“We need this to be responsible,” Mr. Lieber said before Wednesday’s vote. “It’s not without its downsides, because anytime you’re asking people to pay a little more, you know that has consequences. But for everybody who depends on this transit system — like I always say, mass transit is like air and water for New Yorkers — we need it.”

The $2.75 base fare has been in place since 2015. The most recent fare increase came in 2019, when the price of unlimited weekly and monthly MetroCards rose.

The board also voted to raise monthly passes on the Long Island Rail Road and Metro-North Railroad by as much as 4.5 percent. Tolls on bridges and tunnels will rise by 6 percent for drivers paying through the E-ZPass system and by 10 percent for those who pay by mail.

According to the United Way of New York City, about half of working-age New Yorkers are struggling to cover basic needs this year, up from 36 percent of households in 2021.

Elizabeth Angeles, who helps oversee advocacy efforts for the organization, said that when people struggle to make ends meet, they tend to skip meals in order to pay for what are typically fixed costs, like transportation.

“Or, they’re relying on our emergency food pantries, which are already strapped,” Ms. Angeles said. “It’s going to exacerbate a system that is already on its knees.”

But the M.T.A. and even some of its regular critics said that a fare increase was a crucial step to ensure the survival of the transit system, which continues to rely heavily on rider payments.

The authority this year is also building a first-in-the-nation congestion pricing program that will allow it to collect billions of dollars from drivers to pay for infrastructure enhancements, including new elevators in subway stations and updates to the signals that keep trains moving. But by law, the money can only be used to pay for capital projects, not for operating costs.

Earlier this year, the authority had faced a budget gap of nearly $3 billion by 2025. A bailout from Gov. Kathy Hochul and lawmakers in Albany helped to significantly shore up the transit system’s finances by providing new and recurring funding for the authority, but not enough to avert a fare increase.

“The fare increases are going to ensure there is sufficient funding to keep transit going,” said Lisa Daglian, the executive director of the transit authority’s Permanent Citizens Advisory Committee, a watchdog group. “The budget would be balanced not only because of the incredible generosity of the governor and efficiencies by the M.T.A., but because riders are investing.”

The state’s funding package includes a $65 million payment earmarked to prevent an even larger fare increase.

In hopes of offsetting the increase, many had urged Mayor Eric Adams to expand eligibility requirements for the Fair Fares program, which subsidizes public transit fares for New Yorkers whose income falls below the federal poverty line — about $30,000 a year for a family of four.

City Council leaders pushed during budget negotiations last month to double the program’s income threshold.
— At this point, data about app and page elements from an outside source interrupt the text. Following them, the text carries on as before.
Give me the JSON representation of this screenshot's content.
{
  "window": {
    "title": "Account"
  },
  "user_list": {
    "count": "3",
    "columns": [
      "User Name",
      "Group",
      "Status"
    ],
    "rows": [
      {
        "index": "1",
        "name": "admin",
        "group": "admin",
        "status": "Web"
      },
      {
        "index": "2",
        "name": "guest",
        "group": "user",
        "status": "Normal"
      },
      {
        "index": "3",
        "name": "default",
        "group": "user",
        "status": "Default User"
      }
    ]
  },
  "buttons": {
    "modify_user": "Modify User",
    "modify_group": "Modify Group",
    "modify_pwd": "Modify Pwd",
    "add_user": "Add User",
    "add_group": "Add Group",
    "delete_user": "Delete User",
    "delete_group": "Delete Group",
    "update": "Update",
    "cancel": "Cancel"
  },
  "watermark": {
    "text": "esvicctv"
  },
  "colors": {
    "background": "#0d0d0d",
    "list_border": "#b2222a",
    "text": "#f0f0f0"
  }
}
The council struck a deal with Mr. Adams to boost funding for the program by $20 million, but the proposal to make it more widely accessible was scaled back.

The M.T.A. has struggled financially since at least the 1970s, when a municipal fiscal crisis worsened problems caused by the system’s crumbling infrastructure.

Lawmakers moved in the 1980s to allow the authority to issue bonds, but its debt has exploded since then, and expenses have outpaced income.

The coronavirus crisis created new budget headaches when riders stopped using mass transit almost entirely, depleting critical fare revenue.

Posted on 19 Jul 2023 22:08 link